Although wholesale used-vehicle prices were essentially flat in September compared to August, this performance almost seems robust when you consider the dramatic volatility in financial markets, the credit gridlock, and concerns about a recession. That is according to Tom Kontos in his “Kontos Kommentary” on the current used-vehicle market conditions and outlook.
Despite the used-vehicle market’s recession-resistance, however, the market is feeling the impact of double-digit year-over-year declines in retail sales resulting from a lack of traffic and diminished credit availability, Kontos writes. Dealers, who might normally stock up on rental and fleet units that come available this time of year due to fall model-year-changeover defleeting, are unwilling or unable to add to their floorplans with credit and sales prospects so constrained.
There is some good news, Kontos reports. Average prices for SUVs and pickups rose again, supporting the belief that prices in these segments hit bottom in May and June when gas hit a $4-plus peak. However, compact car prices are no longer benefiting as much from strong dealer interest in purchasing more fuel-efficient vehicles. Demand for nearly new, usually pricier units also appears to have softened, as evidenced by lower conversion rates (units sold as a percent of units offered) for these vehicles. But the nearly new units that sold well in September fetched higher prices due in part to lack of overall supply of off-rental units.
Regarding credit, like the flow of credit today, travel came to a halt immediately after Sept. 11, 2001, as security concerns outweighed mobility needs. Eventually, travel resumed to pre-Sept. 11 levels, though with greatly decreased convenience due to heightened security screening. Credit will eventually flow freely again, Kontos wrote, allowing commerce to resume at levels that generate economic growth and prosperity. But, like travel today, things will not be the same as they were before the crisis because obtaining credit will be more difficult.

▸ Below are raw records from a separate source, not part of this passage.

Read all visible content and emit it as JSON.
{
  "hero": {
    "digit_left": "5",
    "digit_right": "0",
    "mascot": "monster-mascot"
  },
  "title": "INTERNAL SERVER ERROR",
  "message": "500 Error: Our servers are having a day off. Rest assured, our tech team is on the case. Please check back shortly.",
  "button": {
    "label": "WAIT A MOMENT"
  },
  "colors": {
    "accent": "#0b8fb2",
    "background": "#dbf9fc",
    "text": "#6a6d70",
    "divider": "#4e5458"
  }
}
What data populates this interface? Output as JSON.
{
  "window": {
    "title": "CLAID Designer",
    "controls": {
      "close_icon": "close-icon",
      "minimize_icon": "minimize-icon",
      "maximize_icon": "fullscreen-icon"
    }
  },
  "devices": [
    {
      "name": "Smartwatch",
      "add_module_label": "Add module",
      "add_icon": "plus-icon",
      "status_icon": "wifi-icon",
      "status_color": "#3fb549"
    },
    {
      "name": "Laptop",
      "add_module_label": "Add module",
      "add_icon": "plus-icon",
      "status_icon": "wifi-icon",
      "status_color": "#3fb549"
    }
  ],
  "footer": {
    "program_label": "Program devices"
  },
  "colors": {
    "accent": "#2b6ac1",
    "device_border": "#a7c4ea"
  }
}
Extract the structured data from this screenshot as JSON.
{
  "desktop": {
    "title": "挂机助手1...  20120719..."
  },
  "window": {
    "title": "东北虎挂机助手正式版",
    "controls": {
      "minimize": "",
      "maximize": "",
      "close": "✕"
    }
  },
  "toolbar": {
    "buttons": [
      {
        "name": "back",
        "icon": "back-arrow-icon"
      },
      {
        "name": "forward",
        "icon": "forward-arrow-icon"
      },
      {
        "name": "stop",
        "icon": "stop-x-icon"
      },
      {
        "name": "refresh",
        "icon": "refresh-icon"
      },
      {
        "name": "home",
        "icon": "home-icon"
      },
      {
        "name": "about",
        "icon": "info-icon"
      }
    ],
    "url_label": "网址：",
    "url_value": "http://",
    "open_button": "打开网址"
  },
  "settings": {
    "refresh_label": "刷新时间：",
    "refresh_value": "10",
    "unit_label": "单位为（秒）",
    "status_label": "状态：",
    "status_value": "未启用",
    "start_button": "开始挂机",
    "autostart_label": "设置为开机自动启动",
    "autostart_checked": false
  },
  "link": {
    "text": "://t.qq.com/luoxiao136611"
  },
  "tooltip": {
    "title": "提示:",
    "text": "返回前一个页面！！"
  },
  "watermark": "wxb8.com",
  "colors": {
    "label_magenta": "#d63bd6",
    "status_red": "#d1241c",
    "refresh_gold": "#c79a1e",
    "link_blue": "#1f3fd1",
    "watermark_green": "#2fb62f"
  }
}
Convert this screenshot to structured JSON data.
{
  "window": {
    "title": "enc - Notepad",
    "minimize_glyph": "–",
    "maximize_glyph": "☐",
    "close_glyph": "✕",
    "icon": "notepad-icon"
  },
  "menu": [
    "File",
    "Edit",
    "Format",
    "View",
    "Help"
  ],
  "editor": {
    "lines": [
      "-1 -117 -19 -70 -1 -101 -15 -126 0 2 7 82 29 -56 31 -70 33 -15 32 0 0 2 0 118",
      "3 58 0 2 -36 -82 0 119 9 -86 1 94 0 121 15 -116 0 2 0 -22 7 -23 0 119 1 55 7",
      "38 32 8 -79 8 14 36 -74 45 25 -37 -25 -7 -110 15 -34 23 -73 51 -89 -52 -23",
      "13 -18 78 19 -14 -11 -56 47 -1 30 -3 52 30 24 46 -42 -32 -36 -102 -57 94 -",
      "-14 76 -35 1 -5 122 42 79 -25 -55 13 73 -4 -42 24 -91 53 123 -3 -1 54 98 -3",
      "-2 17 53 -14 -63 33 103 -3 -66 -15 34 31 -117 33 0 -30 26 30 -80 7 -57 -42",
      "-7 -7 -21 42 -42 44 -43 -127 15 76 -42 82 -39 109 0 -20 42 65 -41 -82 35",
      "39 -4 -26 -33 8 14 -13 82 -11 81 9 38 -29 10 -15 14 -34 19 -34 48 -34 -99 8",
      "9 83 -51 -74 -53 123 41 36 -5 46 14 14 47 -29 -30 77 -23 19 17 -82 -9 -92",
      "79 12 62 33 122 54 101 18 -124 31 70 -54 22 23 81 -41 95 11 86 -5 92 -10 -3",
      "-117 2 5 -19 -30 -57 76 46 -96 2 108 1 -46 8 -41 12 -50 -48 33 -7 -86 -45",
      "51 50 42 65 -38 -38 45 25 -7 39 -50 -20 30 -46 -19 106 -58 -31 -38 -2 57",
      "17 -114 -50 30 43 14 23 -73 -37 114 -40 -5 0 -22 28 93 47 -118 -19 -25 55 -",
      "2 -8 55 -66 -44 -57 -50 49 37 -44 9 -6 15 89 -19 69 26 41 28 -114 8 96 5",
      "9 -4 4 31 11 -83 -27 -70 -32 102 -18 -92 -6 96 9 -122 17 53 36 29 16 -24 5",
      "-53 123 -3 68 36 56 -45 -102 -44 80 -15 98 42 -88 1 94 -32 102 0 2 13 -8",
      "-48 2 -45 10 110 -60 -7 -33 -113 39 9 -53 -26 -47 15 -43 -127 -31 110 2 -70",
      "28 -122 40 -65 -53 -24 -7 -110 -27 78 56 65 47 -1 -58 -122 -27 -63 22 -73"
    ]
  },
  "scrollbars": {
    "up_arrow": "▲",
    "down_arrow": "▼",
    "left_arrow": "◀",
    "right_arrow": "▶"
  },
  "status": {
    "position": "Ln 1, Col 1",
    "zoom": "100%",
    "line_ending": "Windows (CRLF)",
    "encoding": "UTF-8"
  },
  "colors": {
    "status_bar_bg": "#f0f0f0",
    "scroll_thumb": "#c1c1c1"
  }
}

In the end, new “security” measures will make lenders, borrowers and investors more disciplined just as travelers have learned to be.